The main figure is almost done. The swords still need detail work, but another quick turnaround for the main figure.
Sword hilt detail work. Enamel black paint over the lacquer white make for easy cleanup and detailing. The rest of the parts are sitting and getting the slow cure treatment while I get ready to move onto the base.
The base gets the same treatment as the skirt details. This time with finisher’s hot gold as the detail color. Once the enamel black dries, the q-tip with lighter fluid goes to work to reveal the gold details below. It also gives a bit of a burnished bronze look to things. Once that is done, the base is dried another in the dehydrator to fully evaporate any residual lighter fluid and wrapped.
Wrapped up, the rest of the base is primed in resin black primer from volks. The stuff comes in a can and works very nicely as a resin primer.
While the above is happening, the sword details get finished. Same reverse wash technique applied and a few washes here and there bring out more details.
Swords are done, the nylon hose is “ripped”, and another 98% completed figure partial turnaround; more a front 180. The Stubby and it’s parts are painted.
Masking off the Stubby, the building pieces are painted in a neutral grey shading over the black. Then more masking and the ground is painted in a middle stone color. The pipe and pipe fittings are painted as well.
The bottom detail ring is unmasked and the whole assembly is sprayed with a clear gloss. Every step going forward requires a clear gloss to protect each layer. The rebar is painted black then gloss coated. A black wash is applied to the stubby and the concrete. The wash is cleaned up and dried. Another clear gloss.
A filter is applied to the stubby, the concrete and the ground. Also clear glossed. Dry brushing details here and there, and another clear gloss. Another black wash is applied and cleaned up.
A final clear gloss to seal everything together. And a clear flat before moving to the next layer. The clear flat lightens the tone of the base considerably.

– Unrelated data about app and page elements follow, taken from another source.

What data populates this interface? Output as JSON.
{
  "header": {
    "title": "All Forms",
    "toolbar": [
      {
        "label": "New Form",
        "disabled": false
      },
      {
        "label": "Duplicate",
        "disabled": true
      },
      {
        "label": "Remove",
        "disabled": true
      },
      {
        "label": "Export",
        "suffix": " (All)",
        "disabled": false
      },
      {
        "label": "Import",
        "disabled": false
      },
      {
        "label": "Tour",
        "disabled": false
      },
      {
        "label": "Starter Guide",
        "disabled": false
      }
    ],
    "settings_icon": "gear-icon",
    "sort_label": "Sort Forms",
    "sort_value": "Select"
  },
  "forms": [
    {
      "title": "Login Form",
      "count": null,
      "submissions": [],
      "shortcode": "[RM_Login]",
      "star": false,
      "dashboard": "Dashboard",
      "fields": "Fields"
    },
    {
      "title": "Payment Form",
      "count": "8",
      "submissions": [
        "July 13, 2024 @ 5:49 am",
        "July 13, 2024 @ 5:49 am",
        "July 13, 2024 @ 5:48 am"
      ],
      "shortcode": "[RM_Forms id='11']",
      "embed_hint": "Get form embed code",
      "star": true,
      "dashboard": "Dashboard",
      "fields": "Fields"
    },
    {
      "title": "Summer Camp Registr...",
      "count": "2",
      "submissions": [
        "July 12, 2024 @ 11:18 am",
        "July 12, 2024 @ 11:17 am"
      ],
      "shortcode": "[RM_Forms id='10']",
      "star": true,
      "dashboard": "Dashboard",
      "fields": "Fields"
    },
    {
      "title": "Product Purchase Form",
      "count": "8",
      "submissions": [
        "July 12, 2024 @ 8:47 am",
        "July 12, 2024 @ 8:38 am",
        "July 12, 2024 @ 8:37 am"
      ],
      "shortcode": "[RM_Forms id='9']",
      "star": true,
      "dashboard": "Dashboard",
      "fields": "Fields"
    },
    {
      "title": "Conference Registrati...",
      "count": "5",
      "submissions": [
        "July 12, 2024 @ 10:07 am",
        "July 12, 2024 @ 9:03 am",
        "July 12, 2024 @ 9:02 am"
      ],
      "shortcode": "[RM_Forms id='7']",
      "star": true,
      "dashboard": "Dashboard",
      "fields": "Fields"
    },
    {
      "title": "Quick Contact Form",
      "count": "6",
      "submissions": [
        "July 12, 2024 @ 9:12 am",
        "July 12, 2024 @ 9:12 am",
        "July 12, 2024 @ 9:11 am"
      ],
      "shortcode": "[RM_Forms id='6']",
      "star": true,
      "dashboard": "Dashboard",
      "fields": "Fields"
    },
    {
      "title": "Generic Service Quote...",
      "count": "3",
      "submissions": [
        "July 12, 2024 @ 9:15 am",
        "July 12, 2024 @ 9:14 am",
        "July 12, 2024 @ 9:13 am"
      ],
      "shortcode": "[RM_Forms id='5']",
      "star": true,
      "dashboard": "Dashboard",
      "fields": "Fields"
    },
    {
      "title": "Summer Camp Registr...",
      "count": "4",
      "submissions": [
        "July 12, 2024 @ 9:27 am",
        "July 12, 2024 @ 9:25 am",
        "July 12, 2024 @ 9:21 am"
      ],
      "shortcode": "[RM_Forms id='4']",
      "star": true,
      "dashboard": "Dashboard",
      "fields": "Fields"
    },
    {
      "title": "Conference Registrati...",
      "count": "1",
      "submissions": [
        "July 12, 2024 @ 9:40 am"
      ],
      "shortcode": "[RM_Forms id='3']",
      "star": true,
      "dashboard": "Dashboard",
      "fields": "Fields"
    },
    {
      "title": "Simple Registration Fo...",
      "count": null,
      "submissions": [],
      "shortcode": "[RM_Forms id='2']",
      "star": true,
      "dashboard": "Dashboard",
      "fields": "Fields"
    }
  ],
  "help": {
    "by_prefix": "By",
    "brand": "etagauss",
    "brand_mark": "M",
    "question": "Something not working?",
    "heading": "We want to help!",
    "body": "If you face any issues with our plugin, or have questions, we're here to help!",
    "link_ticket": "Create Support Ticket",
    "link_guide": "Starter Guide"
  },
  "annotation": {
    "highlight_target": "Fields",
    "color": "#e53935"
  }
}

AK weathering pencils are used to add final bits of rust, soot, dust, and little tonal details here and there. I could spend forever here just going deeper into a rabbit hole, but once this is done, I can move to the final steps of gluing the rest of the stubby parts onto the base as well as the flowers.
The last bit of details is some ground effects. Using woodland scenics; I got a mix of different shrub colors and glued them down to some of transition areas to help hide and blend things. Some grass is glued down in spots as well.
With the base done, I just need to assemble 2B onto the base and take final pictures: